Because it's the most multi-sensory experience there is and at the same time very social and basic to human needs. Each restaurant is a story, a different film or a live theatre show with a pulse. If done well, it's as fun as it gets.
Tell us something you wish you had been told at the start of your career?
It's a marathon, so use your energy wisely and take care of your health, it's the only thing no one can give you back.
What’s your favourite restaurant or group of restaurants (besides your own)?
I really like the Hawksmoor dudes - They have MOJO!
What motivates you?
The fact that you don't know what you don't know... know what I mean?
What keeps you up at night?
Eating meat and fried stuff late. Other than that, I sleep like a baby.
Which colleague, mentor or employer has had the biggest influence on your approach to the restaurant business?
A brilliant chef from Tel-Aviv called Sharon Cohen from Shila restaurant, he's the one that showed me that restaurant cooking can be a joyful thing without the whole army-like vibe that was very common when I started my career.
Coffee or tea?
How often do you check your email?
Six to eight times a day.
How do you let off steam?
Drumming or playing guitar.
Do you prefer a night on the tiles or a night on the sofa?
What’s your signature dish to cook at home?
Chicken schnitzel - I can eat it every day.
What boxset are you currently watching?
Rick and Morty.
What was your dream job growing up?
The dude that invents the Lego models and writes the instruction books - I still buy a set every year to treat myself!
Best business decision?
Opening my Interdisciplinary design and consulting hub for the restaurant and hotel industry. It gave me the freedom to collaborate with amazing different individuals from all over the world in so many levels.
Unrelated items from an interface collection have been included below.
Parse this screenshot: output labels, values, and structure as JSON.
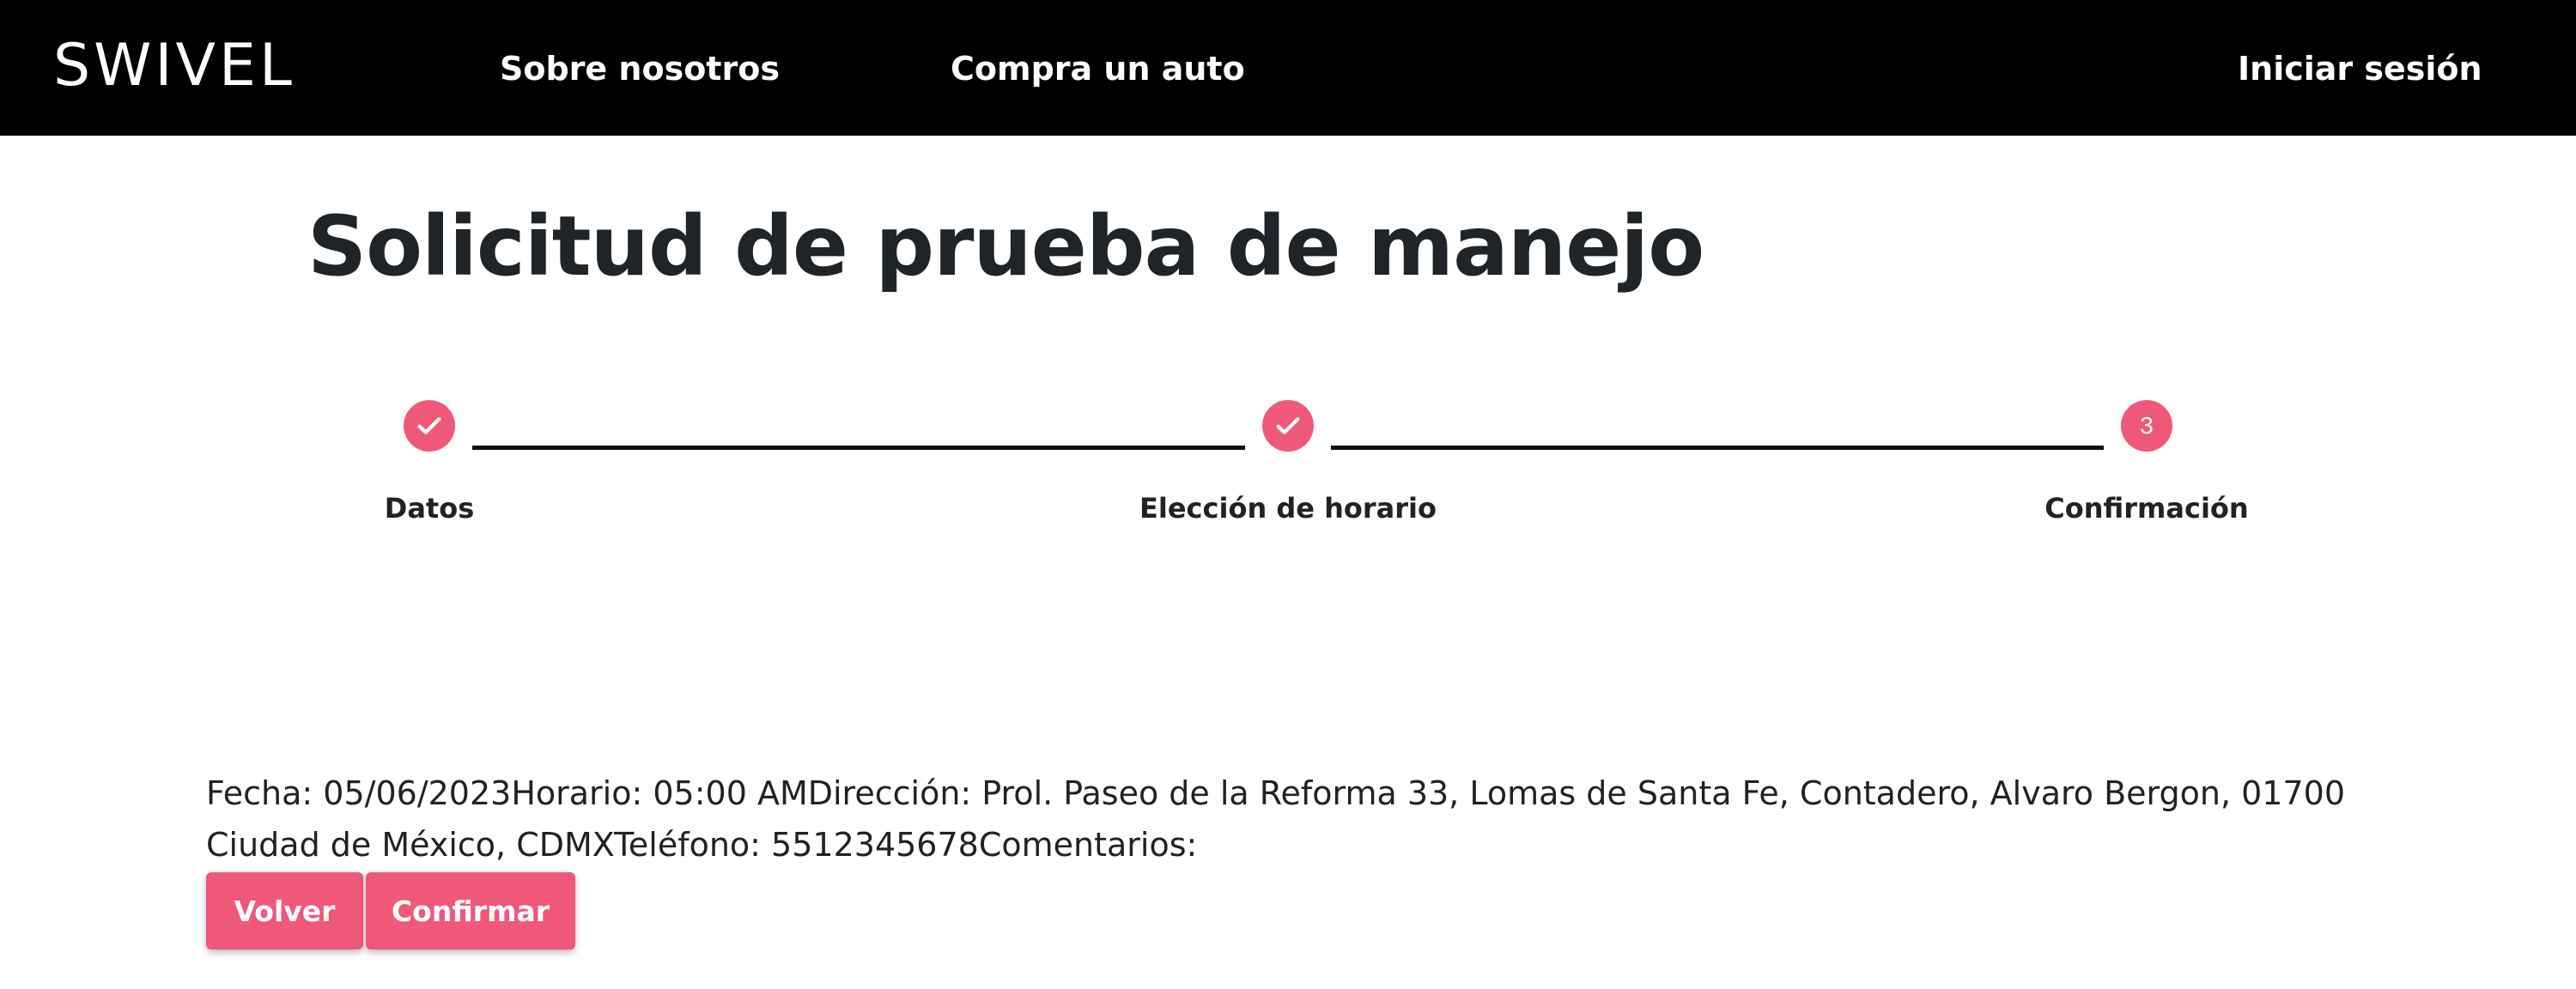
{
  "nav": {
    "logo": "SWIVEL",
    "about": "Sobre nosotros",
    "buy": "Compra un auto",
    "login": "Iniciar sesión"
  },
  "page": {
    "title": "Solicitud de prueba de manejo"
  },
  "stepper": {
    "steps": [
      {
        "label": "Datos",
        "state": "completed"
      },
      {
        "label": "Elección de horario",
        "state": "completed"
      },
      {
        "label": "Confirmación",
        "state": "active",
        "number": "3"
      }
    ]
  },
  "summary": {
    "text": "Fecha: 05/06/2023Horario: 05:00 AMDirección: Prol. Paseo de la Reforma 33, Lomas de Santa Fe, Contadero, Alvaro Bergon, 01700 Ciudad de México, CDMXTeléfono: 5512345678Comentarios:"
  },
  "actions": {
    "back": "Volver",
    "confirm": "Confirmar"
  },
  "colors": {
    "accent": "#f0587a",
    "navbar": "#000000",
    "text": "#1f2428"
  },
  "icons": {
    "completed": "check-icon"
  }
}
Worst business decision?
Not learning enough about contracts and their importance in the beginning of my career. A lesson well learned.
What piece of advice would you give to those looking to climb the rungs in the business?
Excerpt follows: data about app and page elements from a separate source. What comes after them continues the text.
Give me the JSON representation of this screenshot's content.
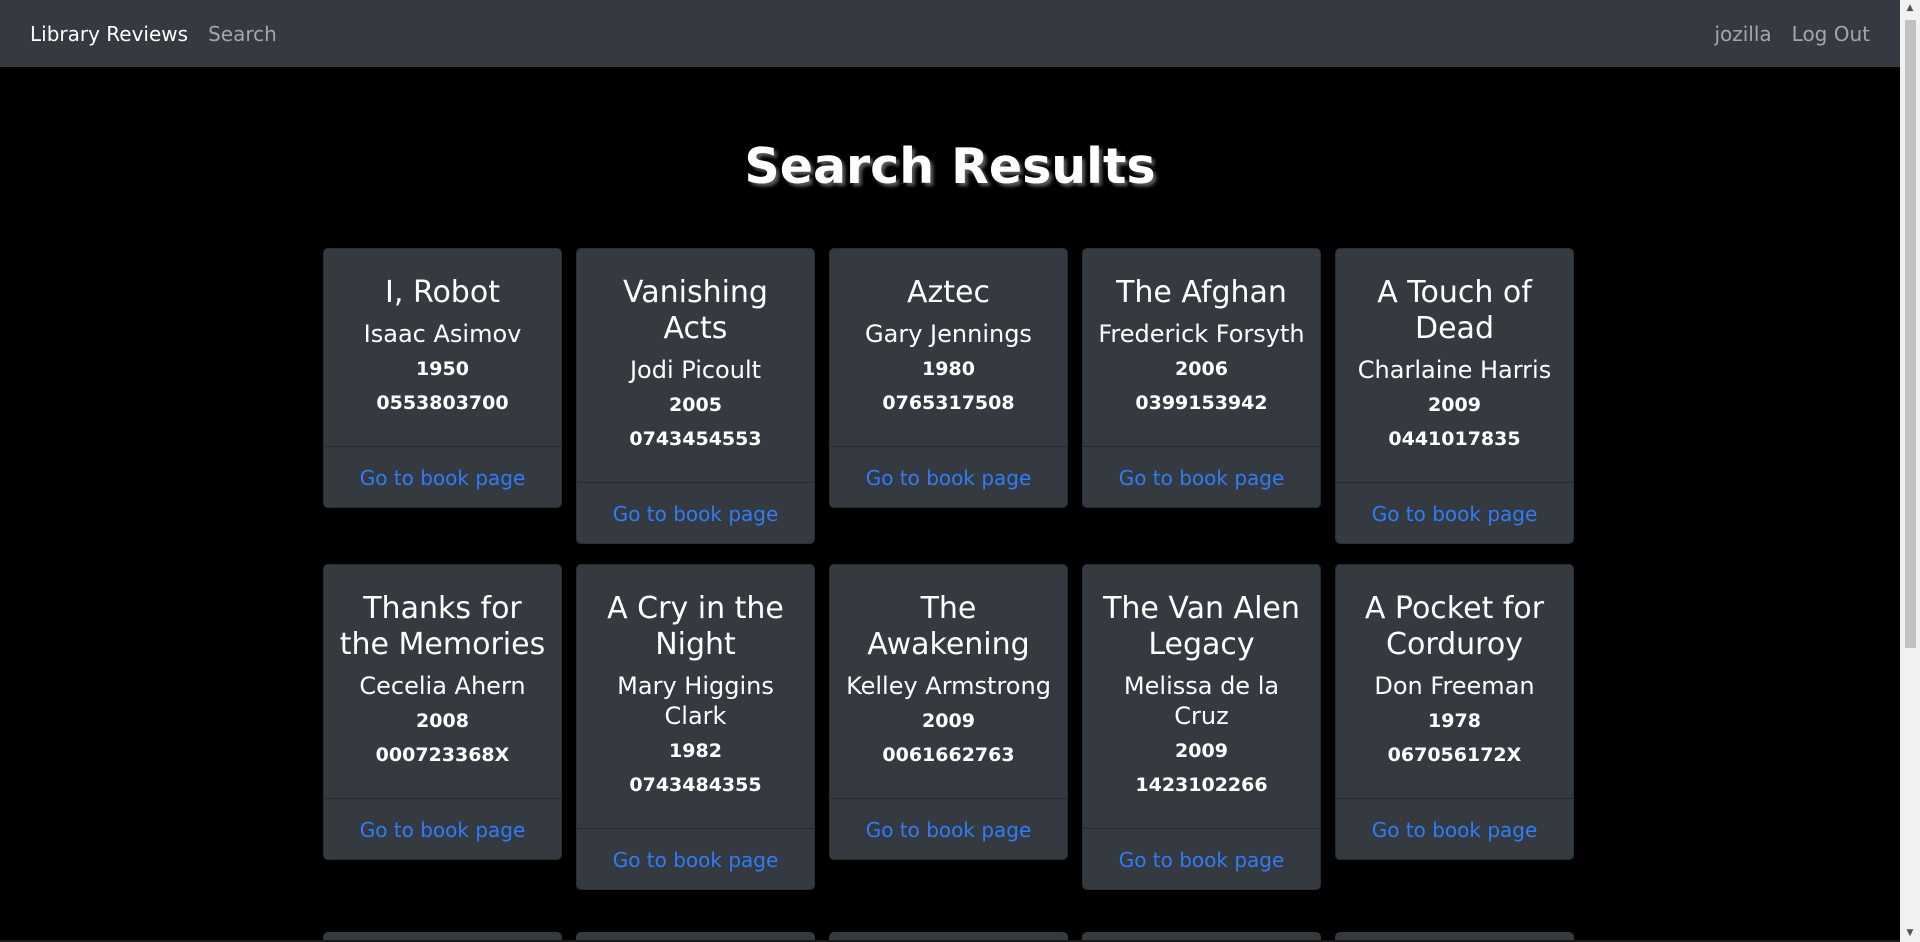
{
  "navbar": {
    "brand": "Library Reviews",
    "search_link": "Search",
    "username": "jozilla",
    "logout": "Log Out"
  },
  "main": {
    "title": "Search Results"
  },
  "books": [
    {
      "title": "I, Robot",
      "author": "Isaac Asimov",
      "year": "1950",
      "isbn": "0553803700",
      "link": "Go to book page"
    },
    {
      "title": "Vanishing Acts",
      "author": "Jodi Picoult",
      "year": "2005",
      "isbn": "0743454553",
      "link": "Go to book page"
    },
    {
      "title": "Aztec",
      "author": "Gary Jennings",
      "year": "1980",
      "isbn": "0765317508",
      "link": "Go to book page"
    },
    {
      "title": "The Afghan",
      "author": "Frederick Forsyth",
      "year": "2006",
      "isbn": "0399153942",
      "link": "Go to book page"
    },
    {
      "title": "A Touch of Dead",
      "author": "Charlaine Harris",
      "year": "2009",
      "isbn": "0441017835",
      "link": "Go to book page"
    },
    {
      "title": "Thanks for the Memories",
      "author": "Cecelia Ahern",
      "year": "2008",
      "isbn": "000723368X",
      "link": "Go to book page"
    },
    {
      "title": "A Cry in the Night",
      "author": "Mary Higgins Clark",
      "year": "1982",
      "isbn": "0743484355",
      "link": "Go to book page"
    },
    {
      "title": "The Awakening",
      "author": "Kelley Armstrong",
      "year": "2009",
      "isbn": "0061662763",
      "link": "Go to book page"
    },
    {
      "title": "The Van Alen Legacy",
      "author": "Melissa de la Cruz",
      "year": "2009",
      "isbn": "1423102266",
      "link": "Go to book page"
    },
    {
      "title": "A Pocket for Corduroy",
      "author": "Don Freeman",
      "year": "1978",
      "isbn": "067056172X",
      "link": "Go to book page"
    }
  ],
  "colors": {
    "navbar_bg": "#343a40",
    "page_bg": "#000000",
    "card_bg": "#343a40",
    "link": "#2f7cf6"
  }
}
If you're comfortable then you're not moving forward.
If you could change one thing about the restaurant industry today, what would it be?
Don't know if it's the industry per se - but I would encourage skilled migrant and working visas. London is such a culinary capital, chefs and cooks from all over the world look up to it and hope to be able to work there, and the industry is in desperate need of working hands. We are very close to a massive imbalance point.
Born and raised in Jerusalem, Amedi studied at Hadassa Culinary College and started his career as a line cook. Rising through the ranks of the kitchen quickly, he eventually moved from Israel to the UK and helped open The Palomar as head chef and co founder in 2014, and stayed with the restaurant until 2018. In the last year he has launched three new restaurant ventures as executive chef and creative director, two of which are based in Spain with the third being Pascor in London's Kensington. Since 2019 he has also ran an interdisciplinary design and consulting hub for the restaurant and hotel industry.